### What is being asked
Give only the count of lines that contain "value" in the material.

### Given entries
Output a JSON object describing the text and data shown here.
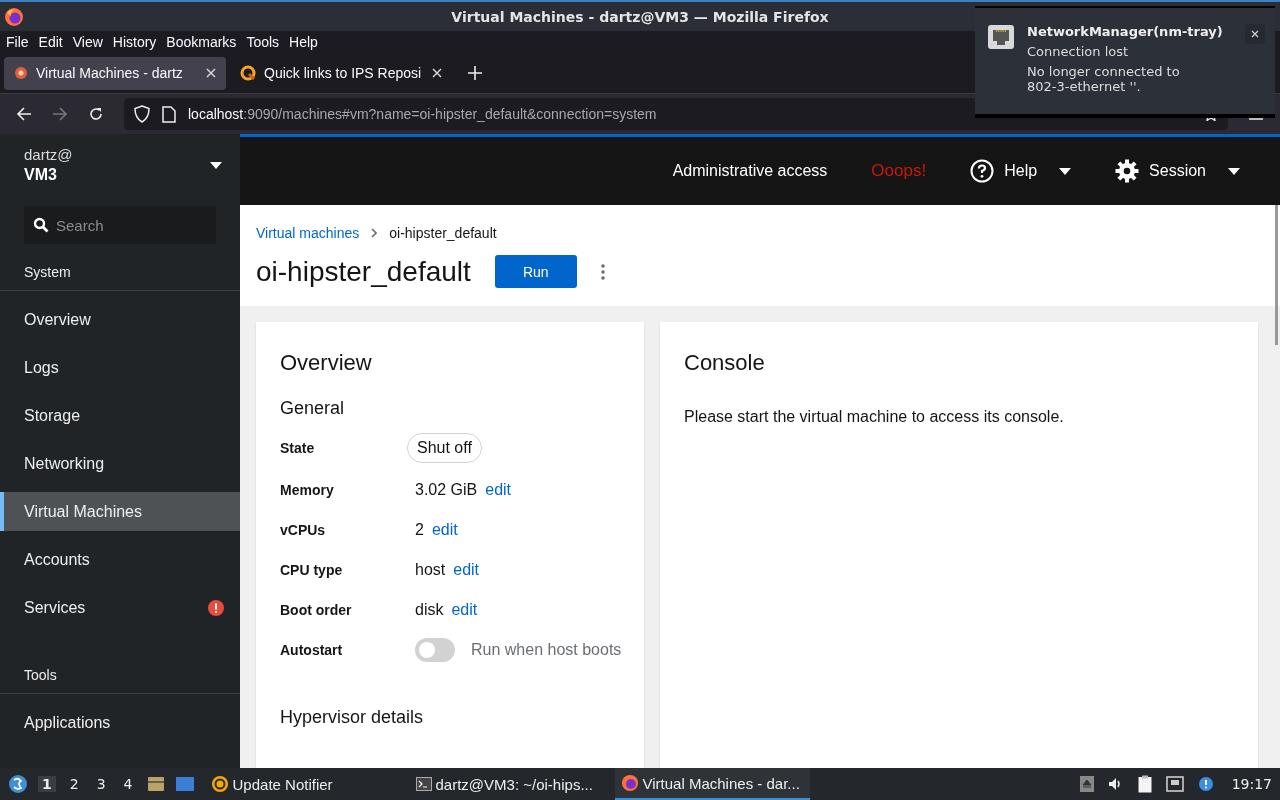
{
  "window": {
    "title": "Virtual Machines - dartz@VM3 — Mozilla Firefox"
  },
  "menu": [
    "File",
    "Edit",
    "View",
    "History",
    "Bookmarks",
    "Tools",
    "Help"
  ],
  "tabs": [
    {
      "label": "Virtual Machines - dartz",
      "selected": true
    },
    {
      "label": "Quick links to IPS Reposi",
      "selected": false
    }
  ],
  "address": {
    "host": "localhost",
    "path": ":9090/machines#vm?name=oi-hipster_default&connection=system"
  },
  "notification": {
    "title": "NetworkManager(nm-tray)",
    "summary": "Connection lost",
    "body": "No longer connected to 802-3-ethernet ''."
  },
  "sidebar": {
    "user": "dartz@",
    "host": "VM3",
    "search_placeholder": "Search",
    "sections": [
      {
        "title": "System",
        "items": [
          {
            "label": "Overview",
            "selected": false,
            "alert": false
          },
          {
            "label": "Logs",
            "selected": false,
            "alert": false
          },
          {
            "label": "Storage",
            "selected": false,
            "alert": false
          },
          {
            "label": "Networking",
            "selected": false,
            "alert": false
          },
          {
            "label": "Virtual Machines",
            "selected": true,
            "alert": false
          },
          {
            "label": "Accounts",
            "selected": false,
            "alert": false
          },
          {
            "label": "Services",
            "selected": false,
            "alert": true
          }
        ]
      },
      {
        "title": "Tools",
        "items": [
          {
            "label": "Applications",
            "selected": false,
            "alert": false
          }
        ]
      }
    ]
  },
  "header": {
    "access": "Administrative access",
    "warning": "Ooops!",
    "help": "Help",
    "session": "Session"
  },
  "breadcrumb": [
    "Virtual machines",
    "oi-hipster_default"
  ],
  "page": {
    "title": "oi-hipster_default",
    "run_button": "Run"
  },
  "overview": {
    "title": "Overview",
    "general": "General",
    "fields": [
      {
        "kind": "badge",
        "label": "State",
        "value": "Shut off"
      },
      {
        "kind": "editable",
        "label": "Memory",
        "value": "3.02 GiB",
        "link": "edit"
      },
      {
        "kind": "editable",
        "label": "vCPUs",
        "value": "2",
        "link": "edit"
      },
      {
        "kind": "editable",
        "label": "CPU type",
        "value": "host",
        "link": "edit"
      },
      {
        "kind": "editable",
        "label": "Boot order",
        "value": "disk",
        "link": "edit"
      },
      {
        "kind": "switch",
        "label": "Autostart",
        "on": false,
        "value": "Run when host boots"
      }
    ],
    "hypervisor": "Hypervisor details"
  },
  "console": {
    "title": "Console",
    "message": "Please start the virtual machine to access its console."
  },
  "taskbar": {
    "workspaces": [
      {
        "label": "1",
        "selected": true
      },
      {
        "label": "2",
        "selected": false
      },
      {
        "label": "3",
        "selected": false
      },
      {
        "label": "4",
        "selected": false
      }
    ],
    "tasks": [
      {
        "kind": "update",
        "label": "Update Notifier",
        "selected": false
      },
      {
        "kind": "terminal",
        "label": "dartz@VM3: ~/oi-hips...",
        "selected": false
      },
      {
        "kind": "browser",
        "label": "Virtual Machines - dar...",
        "selected": true
      }
    ],
    "clock": "19:17"
  }
}
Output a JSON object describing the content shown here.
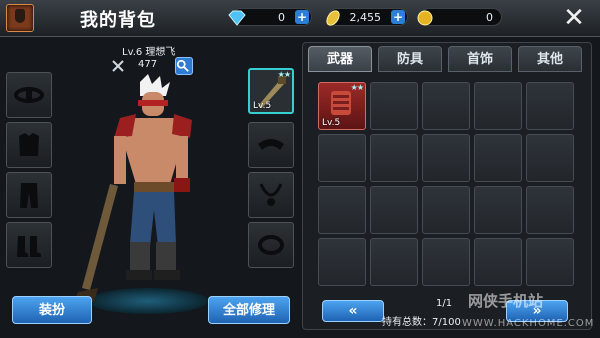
{
  "header": {
    "title": "我的背包",
    "diamond": "0",
    "gold_leaf": "2,455",
    "coin": "0",
    "close_icon": "close-icon"
  },
  "character": {
    "level_name": "Lv.6 理想飞",
    "power": "477"
  },
  "equipped_weapon": {
    "level": "Lv.5",
    "stars": "★★"
  },
  "buttons": {
    "dress_up": "装扮",
    "repair_all": "全部修理"
  },
  "tabs": [
    "武器",
    "防具",
    "首饰",
    "其他"
  ],
  "inventory": {
    "items": [
      {
        "level": "Lv.5",
        "stars": "★★"
      }
    ],
    "page": "1/1",
    "holding": "持有总数：7/100"
  },
  "watermark": {
    "brand": "网侠手机站",
    "url": "WWW.HACKHOME.COM"
  },
  "colors": {
    "accent_blue": "#2b7fd8",
    "tab_active": "#555d64",
    "item_red": "#9b2a28",
    "weapon_frame": "#37d0d0"
  }
}
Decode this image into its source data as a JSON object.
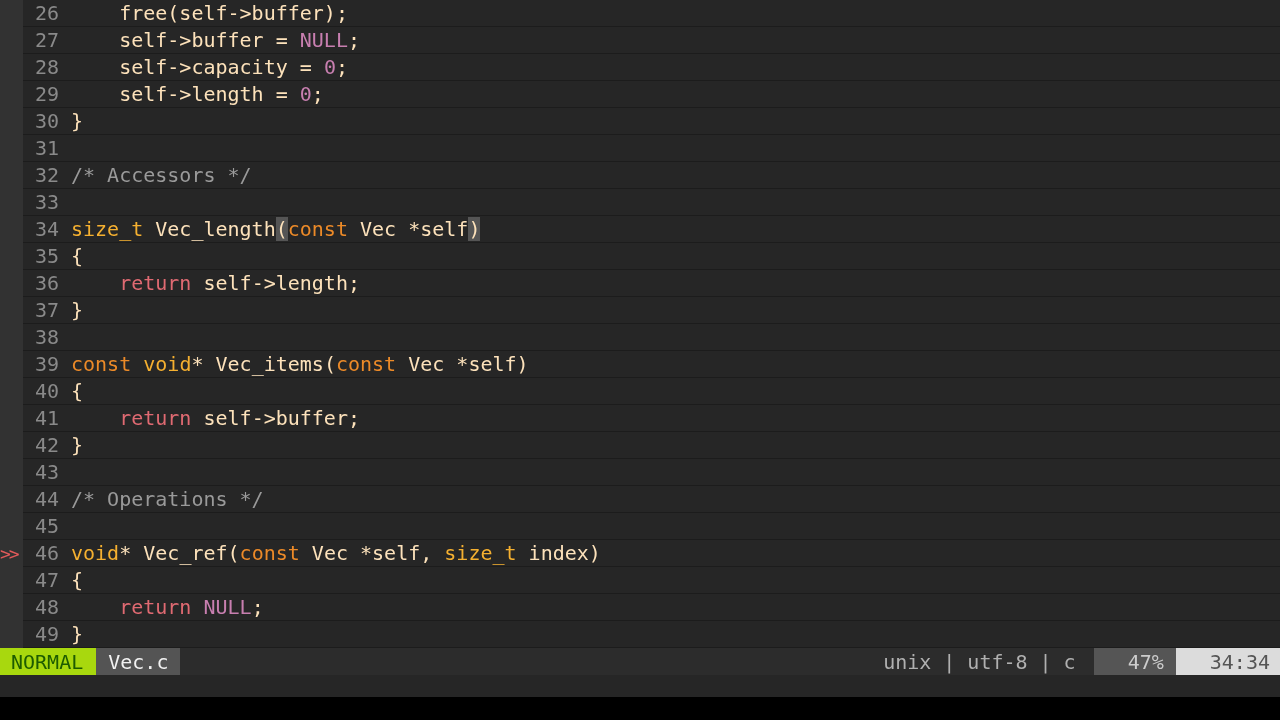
{
  "lines": [
    {
      "number": "26",
      "tokens": [
        {
          "kind": "plain",
          "text": "    free(self->buffer);"
        }
      ]
    },
    {
      "number": "27",
      "tokens": [
        {
          "kind": "plain",
          "text": "    self->buffer = "
        },
        {
          "kind": "constant",
          "text": "NULL"
        },
        {
          "kind": "plain",
          "text": ";"
        }
      ]
    },
    {
      "number": "28",
      "tokens": [
        {
          "kind": "plain",
          "text": "    self->capacity = "
        },
        {
          "kind": "constant",
          "text": "0"
        },
        {
          "kind": "plain",
          "text": ";"
        }
      ]
    },
    {
      "number": "29",
      "tokens": [
        {
          "kind": "plain",
          "text": "    self->length = "
        },
        {
          "kind": "constant",
          "text": "0"
        },
        {
          "kind": "plain",
          "text": ";"
        }
      ]
    },
    {
      "number": "30",
      "tokens": [
        {
          "kind": "plain",
          "text": "}"
        }
      ]
    },
    {
      "number": "31"
    },
    {
      "number": "32",
      "tokens": [
        {
          "kind": "comment",
          "text": "/* Accessors */"
        }
      ]
    },
    {
      "number": "33"
    },
    {
      "number": "34",
      "tokens": [
        {
          "kind": "type",
          "text": "size_t"
        },
        {
          "kind": "plain",
          "text": " Vec_length"
        },
        {
          "kind": "match",
          "text": "("
        },
        {
          "kind": "keyword",
          "text": "const"
        },
        {
          "kind": "plain",
          "text": " Vec *self"
        },
        {
          "kind": "match",
          "text": ")"
        }
      ]
    },
    {
      "number": "35",
      "tokens": [
        {
          "kind": "plain",
          "text": "{"
        }
      ]
    },
    {
      "number": "36",
      "tokens": [
        {
          "kind": "statement",
          "text": "    return"
        },
        {
          "kind": "plain",
          "text": " self->length;"
        }
      ]
    },
    {
      "number": "37",
      "tokens": [
        {
          "kind": "plain",
          "text": "}"
        }
      ]
    },
    {
      "number": "38"
    },
    {
      "number": "39",
      "tokens": [
        {
          "kind": "keyword",
          "text": "const"
        },
        {
          "kind": "type",
          "text": " void"
        },
        {
          "kind": "plain",
          "text": "* Vec_items("
        },
        {
          "kind": "keyword",
          "text": "const"
        },
        {
          "kind": "plain",
          "text": " Vec *self)"
        }
      ]
    },
    {
      "number": "40",
      "tokens": [
        {
          "kind": "plain",
          "text": "{"
        }
      ]
    },
    {
      "number": "41",
      "tokens": [
        {
          "kind": "statement",
          "text": "    return"
        },
        {
          "kind": "plain",
          "text": " self->buffer;"
        }
      ]
    },
    {
      "number": "42",
      "tokens": [
        {
          "kind": "plain",
          "text": "}"
        }
      ]
    },
    {
      "number": "43"
    },
    {
      "number": "44",
      "tokens": [
        {
          "kind": "comment",
          "text": "/* Operations */"
        }
      ]
    },
    {
      "number": "45"
    },
    {
      "number": "46",
      "sign": ">>",
      "tokens": [
        {
          "kind": "type",
          "text": "void"
        },
        {
          "kind": "plain",
          "text": "* Vec_ref("
        },
        {
          "kind": "keyword",
          "text": "const"
        },
        {
          "kind": "plain",
          "text": " Vec *self, "
        },
        {
          "kind": "type",
          "text": "size_t"
        },
        {
          "kind": "plain",
          "text": " index)"
        }
      ]
    },
    {
      "number": "47",
      "tokens": [
        {
          "kind": "plain",
          "text": "{"
        }
      ]
    },
    {
      "number": "48",
      "tokens": [
        {
          "kind": "statement",
          "text": "    return"
        },
        {
          "kind": "constant",
          "text": " NULL"
        },
        {
          "kind": "plain",
          "text": ";"
        }
      ]
    },
    {
      "number": "49",
      "tokens": [
        {
          "kind": "plain",
          "text": "}"
        }
      ]
    }
  ],
  "status_bar": {
    "mode": "NORMAL",
    "filename": "Vec.c",
    "fileformat": "unix",
    "separator_1": "|",
    "encoding": "utf-8",
    "separator_2": "|",
    "filetype": "c",
    "percent": "47%",
    "position": "34:34"
  }
}
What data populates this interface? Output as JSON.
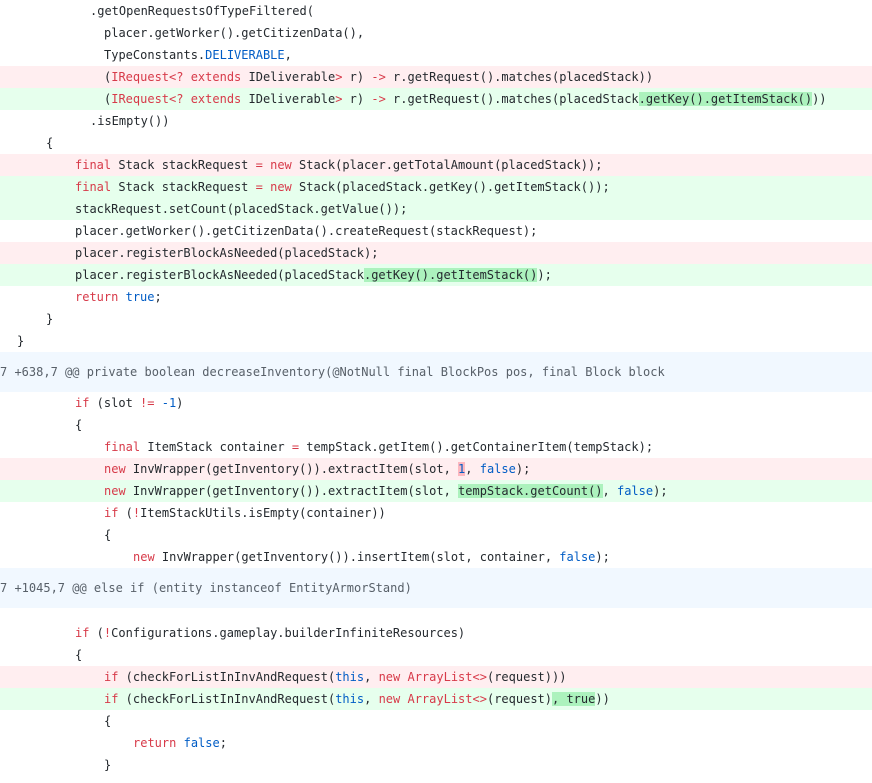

### Response to this exercise
6